Statutory city (Czech Republic)

In Czech politics, a statutory city (Czech: statutární město) is a municipal corporation which has been granted city status by Act of Parliament. It is more prestigious than the simple title město ("town"), which can be awarded by the cabinet and chair of the Chamber of Deputies to a municipality which applies for it. Statutory city status is partially ceremonial; the mayor is called primátor, rather than the starosta of other municipalities. Statutory cities are allowed to subdivide into self-governing boroughs (sg. městský obvod or městská část) with their own elected councils; such a statutory city has to issue a statute (statut) that delimits power to boroughs. As of 2016 only seven of then total 25 statutory cities have done so. Also the capital of Prague, while not being de iure statutory city, is subdivided into similar self-governing boroughs.

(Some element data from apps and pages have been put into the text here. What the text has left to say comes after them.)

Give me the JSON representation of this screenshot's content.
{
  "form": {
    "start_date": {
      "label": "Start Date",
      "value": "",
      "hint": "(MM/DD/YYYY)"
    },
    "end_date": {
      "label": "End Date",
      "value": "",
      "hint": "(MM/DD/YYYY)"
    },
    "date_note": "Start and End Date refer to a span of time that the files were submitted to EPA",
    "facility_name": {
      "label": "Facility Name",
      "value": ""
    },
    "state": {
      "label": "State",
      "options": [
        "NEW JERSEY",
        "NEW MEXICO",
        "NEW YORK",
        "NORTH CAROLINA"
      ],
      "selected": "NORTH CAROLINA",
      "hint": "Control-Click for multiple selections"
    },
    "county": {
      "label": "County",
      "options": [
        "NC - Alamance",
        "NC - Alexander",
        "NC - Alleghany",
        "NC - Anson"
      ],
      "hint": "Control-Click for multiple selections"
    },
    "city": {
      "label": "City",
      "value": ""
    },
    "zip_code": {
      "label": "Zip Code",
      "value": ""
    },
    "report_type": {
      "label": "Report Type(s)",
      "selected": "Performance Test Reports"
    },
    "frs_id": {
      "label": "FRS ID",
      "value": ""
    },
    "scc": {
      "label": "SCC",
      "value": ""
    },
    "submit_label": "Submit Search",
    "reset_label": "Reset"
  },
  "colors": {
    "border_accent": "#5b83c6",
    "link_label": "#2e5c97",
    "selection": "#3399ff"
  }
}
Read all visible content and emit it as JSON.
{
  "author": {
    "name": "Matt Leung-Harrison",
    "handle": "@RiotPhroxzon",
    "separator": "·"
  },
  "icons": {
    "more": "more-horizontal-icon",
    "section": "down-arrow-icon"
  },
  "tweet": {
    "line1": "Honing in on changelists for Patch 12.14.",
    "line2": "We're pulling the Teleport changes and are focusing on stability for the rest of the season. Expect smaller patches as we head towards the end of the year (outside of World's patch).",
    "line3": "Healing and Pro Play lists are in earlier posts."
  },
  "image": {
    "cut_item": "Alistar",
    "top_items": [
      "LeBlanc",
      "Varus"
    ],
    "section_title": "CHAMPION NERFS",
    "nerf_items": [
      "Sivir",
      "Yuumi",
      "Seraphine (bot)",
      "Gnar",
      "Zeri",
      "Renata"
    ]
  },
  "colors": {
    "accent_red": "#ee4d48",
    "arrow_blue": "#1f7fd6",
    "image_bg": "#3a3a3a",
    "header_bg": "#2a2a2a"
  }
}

Prague, Capital of the Czech Republic


The model, derived from its common origin in Austria-Hungary, was renewed after the fall of communism by the Act on Municipalities in 1990, which established 13 statutory cities in addition to Prague, the capital city which is a de facto statutory city. Unlike Austria, before districts of the Czech Republic were abolished only the three largest cities (Brno, Ostrava and Plzeň) constituted a district okres on their own; the others were a part (though always a capital, except Havířov) of a district with smaller municipalities. As the prestige associated with statutory city status grew, 12 additional statutory cities were created by the Act on Municipalities in 2000[1] and its four later amendments.

There are only two statutory cities, Havířov and Třinec, that are not seats of their eponymous districts.


Since August 2018, there are 26 statutory cities (plus Prague), comprising all Czech cities over 40 thousand inhabitants (and Třinec):

Name Population[2] Area (km²) Region Statutory city since
  Prague 1,324,277 496 Prague “time immemorial”
  Brno 381,346 230 South Moravian 1990
  Ostrava 287,968 214 Moravian-Silesian 1990
  Plzeň 174,842 138 Plzeň 1990
  Liberec 104,802 106 Liberec 1990
  Olomouc 100,663 103 Olomouc 1990
  České Budějovice 94,463 56 South Bohemian 1990
  Hradec Králové 92,939 106 Hradec Králové 1990
  Ústí nad Labem 92,716 94 Ústí nad Labem 1990
  Pardubice 91,727 78 Pardubice 1990
  Zlín 74,935 119 Zlín 1990
  Havířov 71,200 32 Moravian-Silesian 1990
  Kladno 69,337 37 Central Bohemian 2000
  Most 66,034 87 Ústí nad Labem 2000
  Opava 56,450 91 Moravian-Silesian 1990
  Frýdek-Místek 55,557 52 Moravian-Silesian 2006
  Karviná 52,128 57 Moravian-Silesian 2003
  Jihlava 51,216 79 Vysočina 2000
  Teplice 49,731 24 Ústí nad Labem 2003
  Chomutov 48,635 29 Ústí nad Labem 2006
  Děčín 48,594 118 Ústí nad Labem 2006
  Karlovy Vary 48,479 59 Karlovy Vary 1990
  Jablonec nad Nisou 45,773 31 Liberec 2012
  Mladá Boleslav 44,740 29 Central Bohemian 2003
  Prostějov 43,651 39 Olomouc 2012
  Přerov 42,871 59 Olomouc 2006
  Třinec 35,002 85 Moravian-Silesian 2018


  1. ^ Act on Municipalities (2000); Předpis č. 128/2000 Sb. Zákon o obcích (obecní zřízení) (in Czech)
  2. ^ "Population of Municipalities – 1 January 2020". Czech Statistical Office. 2020-04-30.